The title of the first episode of season 5 of the CW series Supernatural is named after the song, but the song does not actually play in the episode. Similarly, the song's name serves as the title for the sixth episode, or "session" of the Sunrise anime television series Cowboy Bebop, though the song itself does not play in the episode.
In 1990, the song was used in the Season Two episode of the TV series Midnight Caller entitled "Nighthawk's Got the Blues". The song was also used in the 1998 film Fallen.
In 2015, the song was used in the Focus and appeared on Track #7 of the soundtrack.
It also appeared in an episode of The Black List to describe Red Reddington
The 1968 film and others

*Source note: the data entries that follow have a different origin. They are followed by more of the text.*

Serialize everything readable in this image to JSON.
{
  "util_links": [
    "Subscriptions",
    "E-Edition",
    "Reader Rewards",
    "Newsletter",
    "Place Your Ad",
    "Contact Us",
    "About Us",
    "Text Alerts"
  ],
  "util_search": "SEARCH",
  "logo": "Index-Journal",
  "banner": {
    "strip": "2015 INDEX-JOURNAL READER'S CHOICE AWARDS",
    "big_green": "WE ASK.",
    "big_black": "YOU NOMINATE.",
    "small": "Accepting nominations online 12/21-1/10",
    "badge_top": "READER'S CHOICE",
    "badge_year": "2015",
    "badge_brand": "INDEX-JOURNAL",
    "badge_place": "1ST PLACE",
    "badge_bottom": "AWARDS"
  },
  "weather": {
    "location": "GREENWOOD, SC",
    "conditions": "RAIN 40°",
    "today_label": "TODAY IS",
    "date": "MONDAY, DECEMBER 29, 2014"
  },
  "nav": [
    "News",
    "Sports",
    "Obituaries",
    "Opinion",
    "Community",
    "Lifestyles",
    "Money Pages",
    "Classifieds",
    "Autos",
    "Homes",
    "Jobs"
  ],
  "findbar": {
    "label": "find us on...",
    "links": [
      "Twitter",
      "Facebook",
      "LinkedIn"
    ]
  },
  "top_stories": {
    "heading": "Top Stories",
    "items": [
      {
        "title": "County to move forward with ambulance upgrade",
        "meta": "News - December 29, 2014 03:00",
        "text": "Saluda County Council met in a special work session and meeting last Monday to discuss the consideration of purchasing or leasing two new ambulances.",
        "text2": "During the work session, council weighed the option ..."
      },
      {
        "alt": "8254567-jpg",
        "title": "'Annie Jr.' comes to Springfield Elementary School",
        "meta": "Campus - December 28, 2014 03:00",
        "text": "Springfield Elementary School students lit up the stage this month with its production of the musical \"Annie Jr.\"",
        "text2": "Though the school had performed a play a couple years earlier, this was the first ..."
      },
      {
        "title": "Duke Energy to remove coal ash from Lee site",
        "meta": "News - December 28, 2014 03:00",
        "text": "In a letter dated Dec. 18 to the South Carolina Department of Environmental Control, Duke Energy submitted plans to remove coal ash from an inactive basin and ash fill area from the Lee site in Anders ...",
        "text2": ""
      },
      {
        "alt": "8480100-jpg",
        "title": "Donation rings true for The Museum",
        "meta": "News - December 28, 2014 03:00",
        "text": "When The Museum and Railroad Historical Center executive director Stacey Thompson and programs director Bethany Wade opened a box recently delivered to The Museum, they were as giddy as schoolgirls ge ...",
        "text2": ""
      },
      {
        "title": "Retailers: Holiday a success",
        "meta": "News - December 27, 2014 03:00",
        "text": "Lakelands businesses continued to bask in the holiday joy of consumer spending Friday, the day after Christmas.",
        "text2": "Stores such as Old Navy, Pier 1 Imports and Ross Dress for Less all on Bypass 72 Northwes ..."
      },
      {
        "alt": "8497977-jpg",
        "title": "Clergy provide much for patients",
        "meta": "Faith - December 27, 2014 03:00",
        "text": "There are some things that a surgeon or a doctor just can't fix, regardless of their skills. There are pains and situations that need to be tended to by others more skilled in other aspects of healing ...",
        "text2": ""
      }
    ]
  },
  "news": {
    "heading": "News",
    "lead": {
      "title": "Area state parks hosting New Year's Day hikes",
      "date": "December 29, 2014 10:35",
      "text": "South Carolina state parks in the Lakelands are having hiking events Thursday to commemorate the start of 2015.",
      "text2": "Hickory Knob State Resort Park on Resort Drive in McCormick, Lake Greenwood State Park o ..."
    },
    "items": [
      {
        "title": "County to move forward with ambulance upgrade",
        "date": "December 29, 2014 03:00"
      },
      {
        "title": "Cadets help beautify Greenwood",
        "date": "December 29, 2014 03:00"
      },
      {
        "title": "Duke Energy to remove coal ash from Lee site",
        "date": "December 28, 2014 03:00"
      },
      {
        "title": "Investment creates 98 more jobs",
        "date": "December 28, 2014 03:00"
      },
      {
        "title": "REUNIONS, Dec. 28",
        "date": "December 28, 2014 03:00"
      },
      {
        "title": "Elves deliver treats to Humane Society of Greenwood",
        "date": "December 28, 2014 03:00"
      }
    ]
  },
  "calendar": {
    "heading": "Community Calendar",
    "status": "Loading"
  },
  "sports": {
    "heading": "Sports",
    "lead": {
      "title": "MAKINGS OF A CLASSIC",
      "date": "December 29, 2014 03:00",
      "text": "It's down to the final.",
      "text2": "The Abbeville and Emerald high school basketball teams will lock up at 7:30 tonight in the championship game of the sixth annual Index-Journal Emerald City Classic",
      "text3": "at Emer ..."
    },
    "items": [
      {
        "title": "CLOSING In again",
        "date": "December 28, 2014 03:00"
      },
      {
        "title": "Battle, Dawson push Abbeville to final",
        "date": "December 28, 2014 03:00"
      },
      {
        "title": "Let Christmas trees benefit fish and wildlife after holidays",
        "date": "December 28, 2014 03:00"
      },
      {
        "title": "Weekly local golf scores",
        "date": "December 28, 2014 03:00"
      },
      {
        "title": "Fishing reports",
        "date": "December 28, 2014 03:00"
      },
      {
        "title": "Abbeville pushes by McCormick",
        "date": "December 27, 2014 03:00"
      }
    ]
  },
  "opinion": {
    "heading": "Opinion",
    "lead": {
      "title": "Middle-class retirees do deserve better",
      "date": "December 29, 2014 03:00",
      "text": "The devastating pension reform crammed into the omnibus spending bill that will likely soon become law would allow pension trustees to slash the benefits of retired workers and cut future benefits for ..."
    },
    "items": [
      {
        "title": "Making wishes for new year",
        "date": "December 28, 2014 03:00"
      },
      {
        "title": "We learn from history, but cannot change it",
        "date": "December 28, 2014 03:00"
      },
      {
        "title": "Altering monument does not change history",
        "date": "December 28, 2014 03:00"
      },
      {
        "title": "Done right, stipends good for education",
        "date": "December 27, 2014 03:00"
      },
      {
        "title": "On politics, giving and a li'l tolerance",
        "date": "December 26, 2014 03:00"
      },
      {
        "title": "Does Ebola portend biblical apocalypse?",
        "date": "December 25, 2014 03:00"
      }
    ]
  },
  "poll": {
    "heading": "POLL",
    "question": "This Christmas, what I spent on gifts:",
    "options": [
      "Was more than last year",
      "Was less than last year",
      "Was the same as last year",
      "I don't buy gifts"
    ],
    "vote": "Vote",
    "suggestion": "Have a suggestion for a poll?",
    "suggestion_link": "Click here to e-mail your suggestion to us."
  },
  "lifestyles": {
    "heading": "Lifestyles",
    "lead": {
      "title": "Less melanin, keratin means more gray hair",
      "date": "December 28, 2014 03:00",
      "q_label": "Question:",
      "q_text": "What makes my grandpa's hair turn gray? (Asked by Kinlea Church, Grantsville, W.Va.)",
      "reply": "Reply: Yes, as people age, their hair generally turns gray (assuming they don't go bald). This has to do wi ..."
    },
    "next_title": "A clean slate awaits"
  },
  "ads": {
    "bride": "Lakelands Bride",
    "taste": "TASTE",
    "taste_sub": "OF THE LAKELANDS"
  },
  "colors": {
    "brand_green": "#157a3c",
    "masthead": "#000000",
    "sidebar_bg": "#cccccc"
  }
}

Sympathy for the Devil is also the title of a producer's edit of a 1968 film by Jean-Luc Godard whose own original version is called One Plus One. The film, a depiction of the late 1960s American counterculture, also featured the Rolling Stones in the process of recording the song in the studio. On the filming, Jagger said in Rolling Stone: "[it was] very fortuitous, because Godard wanted to do a film of us in the studio. I mean, it would never happen now, to get someone as interesting as Godard. And stuffy. We just happened to be recording that song. We could have been recording 'My Obsession.' But it was 'Sympathy for the Devil', and it became the track that we used."
During the several days of recording the Stones as they played, a film lamp set up by Godard's crew, started a major fire in the studio that caused substantial damage to the studio and laid waste to some of the band’s equipment. However, the song's tapes were saved by producer Jimmy Miller before he fled the studio, and Godard kept his cameras rolling capturing the fire on film as it roared on.
Guns N' Roses versionGuns N' Roses recorded a cover in 1994 which reached number 55 on the Billboard Hot 100; it was featured in the closing credits of Neil Jordan's film adaptation of Anne Rice's Interview with the Vampire (except the 4K cut of the film) and was included on their Greatest Hits album. This cover is noteworthy for causing an incident involving incoming guitarist, Paul "Huge" Tobias, that was partially responsible for guitarist Slash departing from the band in 1996. Slash has described the Guns N' Roses version of the song as "the sound of the band breaking up".
Rhythm guitarist Gilby Clarke, who does not appear on the recording, noted that the recording foreshadowed his departure from the band:
They did that while I was on the road touring for [[Pawnshop Guitars